■ What you have to do
Search the records for the word "device" and report each line that has it.

■ Material for the task

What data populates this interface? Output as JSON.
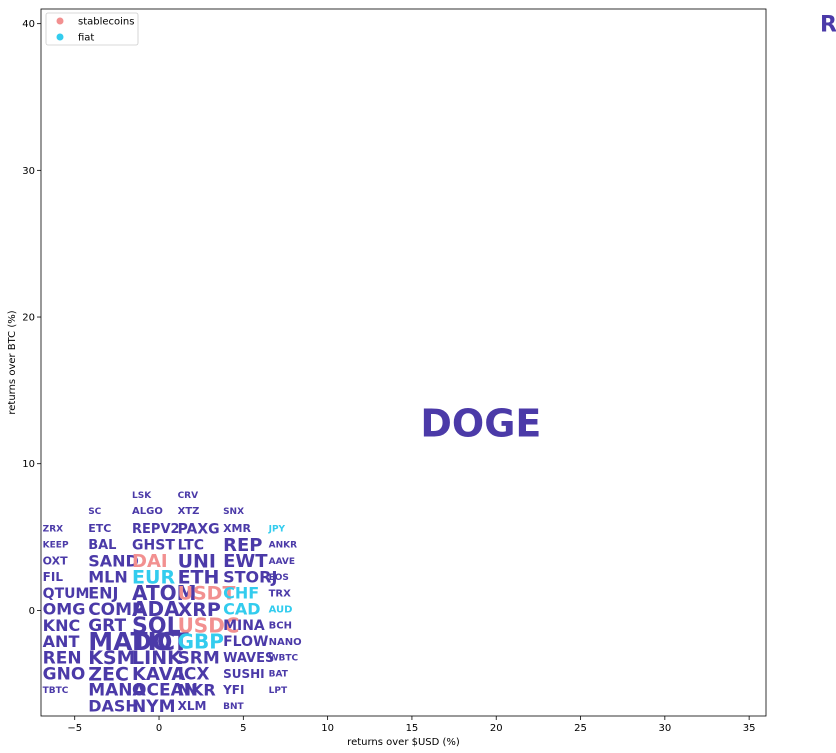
{
  "chart_data": {
    "type": "scatter",
    "xlabel": "returns over $USD (%)",
    "ylabel": "returns over BTC (%)",
    "xlim": [
      -7,
      36
    ],
    "ylim": [
      -7.2,
      41
    ],
    "xticks": [
      -5,
      0,
      5,
      10,
      15,
      20,
      25,
      30,
      35
    ],
    "yticks": [
      0,
      10,
      20,
      30,
      40
    ],
    "grid": false,
    "legend_position": "top-left",
    "colors": {
      "coin": "#4b3aa8",
      "stablecoins": "#f29090",
      "fiat": "#33ccee"
    },
    "legend": [
      {
        "key": "stablecoins",
        "label": "stablecoins"
      },
      {
        "key": "fiat",
        "label": "fiat"
      }
    ],
    "points": [
      {
        "label": "RARI",
        "x": 39.2,
        "y": 40.0,
        "size": 22,
        "group": "coin"
      },
      {
        "label": "DOGE",
        "x": 15.5,
        "y": 12.8,
        "size": 38,
        "group": "coin"
      },
      {
        "label": "LSK",
        "x": -1.6,
        "y": 7.9,
        "size": 9,
        "group": "coin"
      },
      {
        "label": "CRV",
        "x": 1.1,
        "y": 7.9,
        "size": 9,
        "group": "coin"
      },
      {
        "label": "SC",
        "x": -4.2,
        "y": 6.8,
        "size": 9,
        "group": "coin"
      },
      {
        "label": "ALGO",
        "x": -1.6,
        "y": 6.8,
        "size": 10,
        "group": "coin"
      },
      {
        "label": "XTZ",
        "x": 1.1,
        "y": 6.8,
        "size": 10,
        "group": "coin"
      },
      {
        "label": "SNX",
        "x": 3.8,
        "y": 6.8,
        "size": 9,
        "group": "coin"
      },
      {
        "label": "ZRX",
        "x": -6.9,
        "y": 5.6,
        "size": 9,
        "group": "coin"
      },
      {
        "label": "ETC",
        "x": -4.2,
        "y": 5.6,
        "size": 11,
        "group": "coin"
      },
      {
        "label": "REPV2",
        "x": -1.6,
        "y": 5.6,
        "size": 13,
        "group": "coin"
      },
      {
        "label": "PAXG",
        "x": 1.1,
        "y": 5.6,
        "size": 14,
        "group": "coin"
      },
      {
        "label": "XMR",
        "x": 3.8,
        "y": 5.6,
        "size": 11,
        "group": "coin"
      },
      {
        "label": "JPY",
        "x": 6.5,
        "y": 5.6,
        "size": 9,
        "group": "fiat"
      },
      {
        "label": "KEEP",
        "x": -6.9,
        "y": 4.5,
        "size": 9,
        "group": "coin"
      },
      {
        "label": "BAL",
        "x": -4.2,
        "y": 4.5,
        "size": 13,
        "group": "coin"
      },
      {
        "label": "GHST",
        "x": -1.6,
        "y": 4.5,
        "size": 14,
        "group": "coin"
      },
      {
        "label": "LTC",
        "x": 1.1,
        "y": 4.5,
        "size": 14,
        "group": "coin"
      },
      {
        "label": "REP",
        "x": 3.8,
        "y": 4.5,
        "size": 18,
        "group": "coin"
      },
      {
        "label": "ANKR",
        "x": 6.5,
        "y": 4.5,
        "size": 9,
        "group": "coin"
      },
      {
        "label": "OXT",
        "x": -6.9,
        "y": 3.4,
        "size": 11,
        "group": "coin"
      },
      {
        "label": "SAND",
        "x": -4.2,
        "y": 3.4,
        "size": 16,
        "group": "coin"
      },
      {
        "label": "DAI",
        "x": -1.6,
        "y": 3.4,
        "size": 18,
        "group": "stablecoins"
      },
      {
        "label": "UNI",
        "x": 1.1,
        "y": 3.4,
        "size": 19,
        "group": "coin"
      },
      {
        "label": "EWT",
        "x": 3.8,
        "y": 3.4,
        "size": 18,
        "group": "coin"
      },
      {
        "label": "AAVE",
        "x": 6.5,
        "y": 3.4,
        "size": 9,
        "group": "coin"
      },
      {
        "label": "FIL",
        "x": -6.9,
        "y": 2.3,
        "size": 12,
        "group": "coin"
      },
      {
        "label": "MLN",
        "x": -4.2,
        "y": 2.3,
        "size": 16,
        "group": "coin"
      },
      {
        "label": "EUR",
        "x": -1.6,
        "y": 2.3,
        "size": 19,
        "group": "fiat"
      },
      {
        "label": "ETH",
        "x": 1.1,
        "y": 2.3,
        "size": 19,
        "group": "coin"
      },
      {
        "label": "STORJ",
        "x": 3.8,
        "y": 2.3,
        "size": 16,
        "group": "coin"
      },
      {
        "label": "EOS",
        "x": 6.5,
        "y": 2.3,
        "size": 9,
        "group": "coin"
      },
      {
        "label": "QTUM",
        "x": -6.9,
        "y": 1.2,
        "size": 14,
        "group": "coin"
      },
      {
        "label": "ENJ",
        "x": -4.2,
        "y": 1.2,
        "size": 16,
        "group": "coin"
      },
      {
        "label": "ATOM",
        "x": -1.6,
        "y": 1.2,
        "size": 20,
        "group": "coin"
      },
      {
        "label": "USDT",
        "x": 1.1,
        "y": 1.2,
        "size": 19,
        "group": "stablecoins"
      },
      {
        "label": "CHF",
        "x": 3.8,
        "y": 1.2,
        "size": 16,
        "group": "fiat"
      },
      {
        "label": "TRX",
        "x": 6.5,
        "y": 1.2,
        "size": 10,
        "group": "coin"
      },
      {
        "label": "OMG",
        "x": -6.9,
        "y": 0.1,
        "size": 16,
        "group": "coin"
      },
      {
        "label": "COMP",
        "x": -4.2,
        "y": 0.1,
        "size": 17,
        "group": "coin"
      },
      {
        "label": "ADA",
        "x": -1.6,
        "y": 0.1,
        "size": 20,
        "group": "coin"
      },
      {
        "label": "XRP",
        "x": 1.1,
        "y": 0.1,
        "size": 19,
        "group": "coin"
      },
      {
        "label": "CAD",
        "x": 3.8,
        "y": 0.1,
        "size": 16,
        "group": "fiat"
      },
      {
        "label": "AUD",
        "x": 6.5,
        "y": 0.1,
        "size": 10,
        "group": "fiat"
      },
      {
        "label": "KNC",
        "x": -6.9,
        "y": -1.0,
        "size": 16,
        "group": "coin"
      },
      {
        "label": "GRT",
        "x": -4.2,
        "y": -1.0,
        "size": 17,
        "group": "coin"
      },
      {
        "label": "SOL",
        "x": -1.6,
        "y": -1.0,
        "size": 22,
        "group": "coin"
      },
      {
        "label": "USDC",
        "x": 1.1,
        "y": -1.0,
        "size": 20,
        "group": "stablecoins"
      },
      {
        "label": "MINA",
        "x": 3.8,
        "y": -1.0,
        "size": 14,
        "group": "coin"
      },
      {
        "label": "BCH",
        "x": 6.5,
        "y": -1.0,
        "size": 10,
        "group": "coin"
      },
      {
        "label": "ANT",
        "x": -6.9,
        "y": -2.1,
        "size": 16,
        "group": "coin"
      },
      {
        "label": "MATIC",
        "x": -4.2,
        "y": -2.1,
        "size": 25,
        "group": "coin"
      },
      {
        "label": "DOT",
        "x": -1.6,
        "y": -2.1,
        "size": 24,
        "group": "coin"
      },
      {
        "label": "GBP",
        "x": 1.1,
        "y": -2.1,
        "size": 20,
        "group": "fiat"
      },
      {
        "label": "FLOW",
        "x": 3.8,
        "y": -2.1,
        "size": 14,
        "group": "coin"
      },
      {
        "label": "NANO",
        "x": 6.5,
        "y": -2.1,
        "size": 10,
        "group": "coin"
      },
      {
        "label": "REN",
        "x": -6.9,
        "y": -3.2,
        "size": 17,
        "group": "coin"
      },
      {
        "label": "KSM",
        "x": -4.2,
        "y": -3.2,
        "size": 19,
        "group": "coin"
      },
      {
        "label": "LINK",
        "x": -1.6,
        "y": -3.2,
        "size": 19,
        "group": "coin"
      },
      {
        "label": "SRM",
        "x": 1.1,
        "y": -3.2,
        "size": 17,
        "group": "coin"
      },
      {
        "label": "WAVES",
        "x": 3.8,
        "y": -3.2,
        "size": 13,
        "group": "coin"
      },
      {
        "label": "WBTC",
        "x": 6.5,
        "y": -3.2,
        "size": 9,
        "group": "coin"
      },
      {
        "label": "GNO",
        "x": -6.9,
        "y": -4.3,
        "size": 17,
        "group": "coin"
      },
      {
        "label": "ZEC",
        "x": -4.2,
        "y": -4.3,
        "size": 19,
        "group": "coin"
      },
      {
        "label": "KAVA",
        "x": -1.6,
        "y": -4.3,
        "size": 18,
        "group": "coin"
      },
      {
        "label": "ICX",
        "x": 1.1,
        "y": -4.3,
        "size": 17,
        "group": "coin"
      },
      {
        "label": "SUSHI",
        "x": 3.8,
        "y": -4.3,
        "size": 12,
        "group": "coin"
      },
      {
        "label": "BAT",
        "x": 6.5,
        "y": -4.3,
        "size": 9,
        "group": "coin"
      },
      {
        "label": "TBTC",
        "x": -6.9,
        "y": -5.4,
        "size": 9,
        "group": "coin"
      },
      {
        "label": "MANA",
        "x": -4.2,
        "y": -5.4,
        "size": 17,
        "group": "coin"
      },
      {
        "label": "OCEAN",
        "x": -1.6,
        "y": -5.4,
        "size": 17,
        "group": "coin"
      },
      {
        "label": "NKR",
        "x": 1.1,
        "y": -5.4,
        "size": 16,
        "group": "coin"
      },
      {
        "label": "YFI",
        "x": 3.8,
        "y": -5.4,
        "size": 12,
        "group": "coin"
      },
      {
        "label": "LPT",
        "x": 6.5,
        "y": -5.4,
        "size": 9,
        "group": "coin"
      },
      {
        "label": "DASH",
        "x": -4.2,
        "y": -6.5,
        "size": 16,
        "group": "coin"
      },
      {
        "label": "NYM",
        "x": -1.6,
        "y": -6.5,
        "size": 17,
        "group": "coin"
      },
      {
        "label": "XLM",
        "x": 1.1,
        "y": -6.5,
        "size": 12,
        "group": "coin"
      },
      {
        "label": "BNT",
        "x": 3.8,
        "y": -6.5,
        "size": 9,
        "group": "coin"
      }
    ]
  }
}
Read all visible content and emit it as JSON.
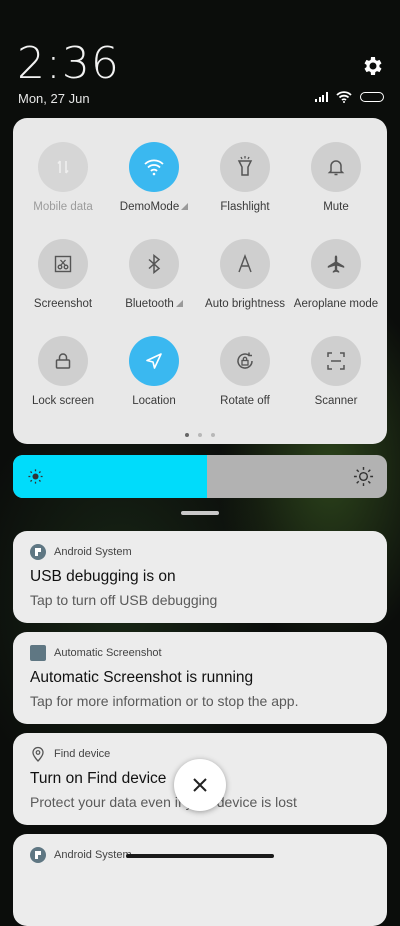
{
  "status": {
    "time": "2:36",
    "date": "Mon, 27 Jun"
  },
  "quick_settings": {
    "tiles": [
      {
        "label": "Mobile data",
        "icon": "mobile-data-icon",
        "state": "disabled"
      },
      {
        "label": "DemoMode",
        "icon": "wifi-icon",
        "state": "active"
      },
      {
        "label": "Flashlight",
        "icon": "flashlight-icon",
        "state": "off"
      },
      {
        "label": "Mute",
        "icon": "bell-icon",
        "state": "off"
      },
      {
        "label": "Screenshot",
        "icon": "screenshot-icon",
        "state": "off"
      },
      {
        "label": "Bluetooth",
        "icon": "bluetooth-icon",
        "state": "off"
      },
      {
        "label": "Auto brightness",
        "icon": "auto-brightness-icon",
        "state": "off"
      },
      {
        "label": "Aeroplane mode",
        "icon": "airplane-icon",
        "state": "off"
      },
      {
        "label": "Lock screen",
        "icon": "lock-icon",
        "state": "off"
      },
      {
        "label": "Location",
        "icon": "location-icon",
        "state": "active"
      },
      {
        "label": "Rotate off",
        "icon": "rotate-lock-icon",
        "state": "off"
      },
      {
        "label": "Scanner",
        "icon": "scanner-icon",
        "state": "off"
      }
    ],
    "page_count": 3,
    "current_page": 1
  },
  "brightness": {
    "level": 0.52
  },
  "notifications": [
    {
      "app": "Android System",
      "app_icon": "android-system-icon",
      "title": "USB debugging is on",
      "body": "Tap to turn off USB debugging"
    },
    {
      "app": "Automatic Screenshot",
      "app_icon": "automatic-screenshot-icon",
      "title": "Automatic Screenshot is running",
      "body": "Tap for more information or to stop the app."
    },
    {
      "app": "Find device",
      "app_icon": "find-device-icon",
      "title": "Turn on Find device",
      "body": "Protect your data even if your device is lost"
    },
    {
      "app": "Android System",
      "app_icon": "android-system-icon",
      "title": "",
      "body": ""
    }
  ],
  "colors": {
    "active_tile": "#3ab8f0",
    "brightness_fill": "#00dcfb",
    "panel": "#e8e8e8"
  }
}
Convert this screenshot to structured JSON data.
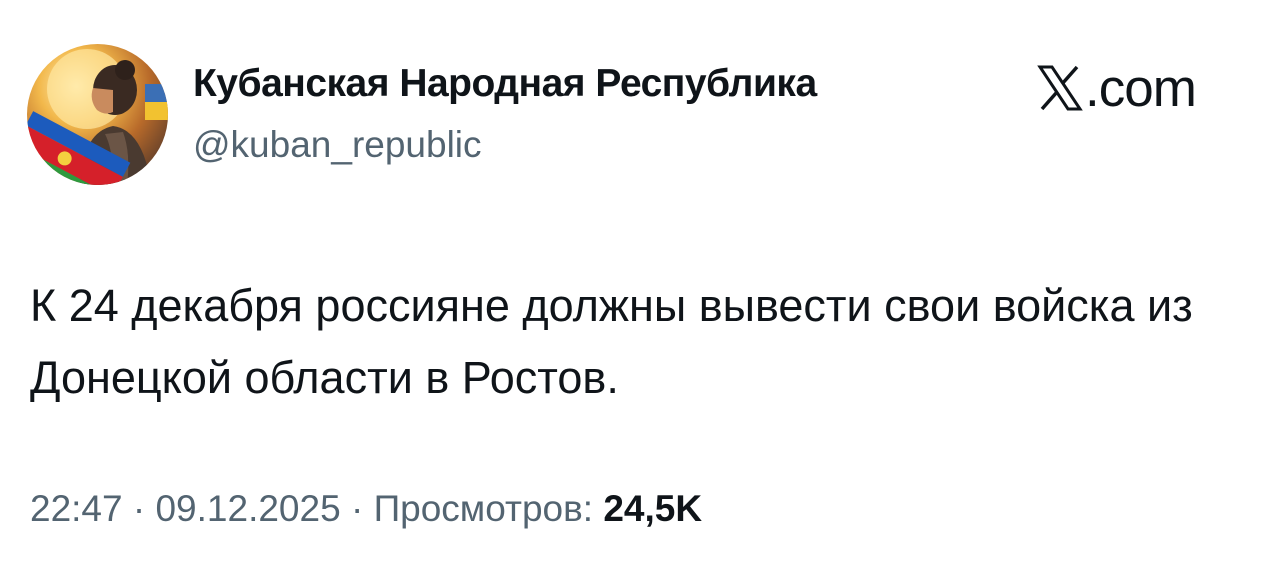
{
  "author": {
    "display_name": "Кубанская Народная Республика",
    "handle": "@kuban_republic"
  },
  "brand": {
    "domain": ".com",
    "logo_icon": "x-logo-icon"
  },
  "tweet": {
    "text": "К 24 декабря россияне должны вывести свои войска из Донецкой области в Ростов."
  },
  "meta": {
    "time": "22:47",
    "separator": "·",
    "date": "09.12.2025",
    "views_label": "Просмотров:",
    "views_count": "24,5K"
  },
  "colors": {
    "text_primary": "#0f1419",
    "text_secondary": "#536471",
    "background": "#ffffff"
  }
}
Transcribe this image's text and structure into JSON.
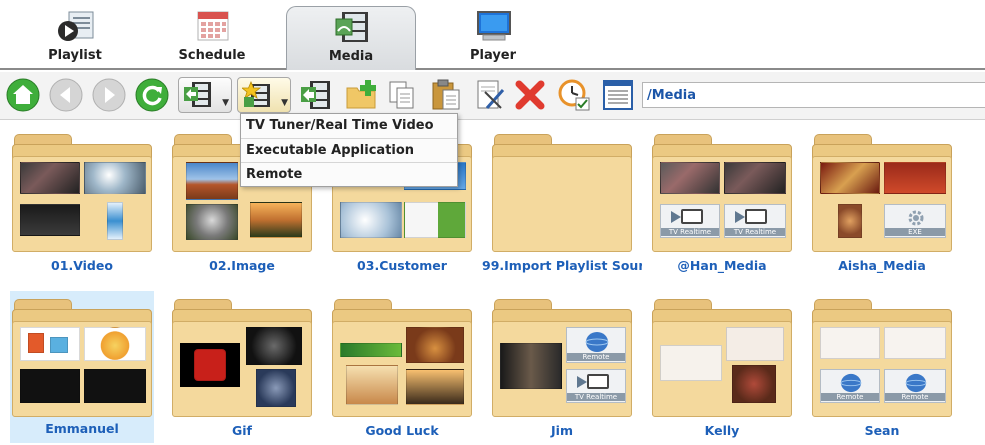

■ Your response
      "app": "Find device",
      "app_icon": "find-device-icon",
      "title": "Turn on Find device",
      "body": "Protect your data even if your device is lost"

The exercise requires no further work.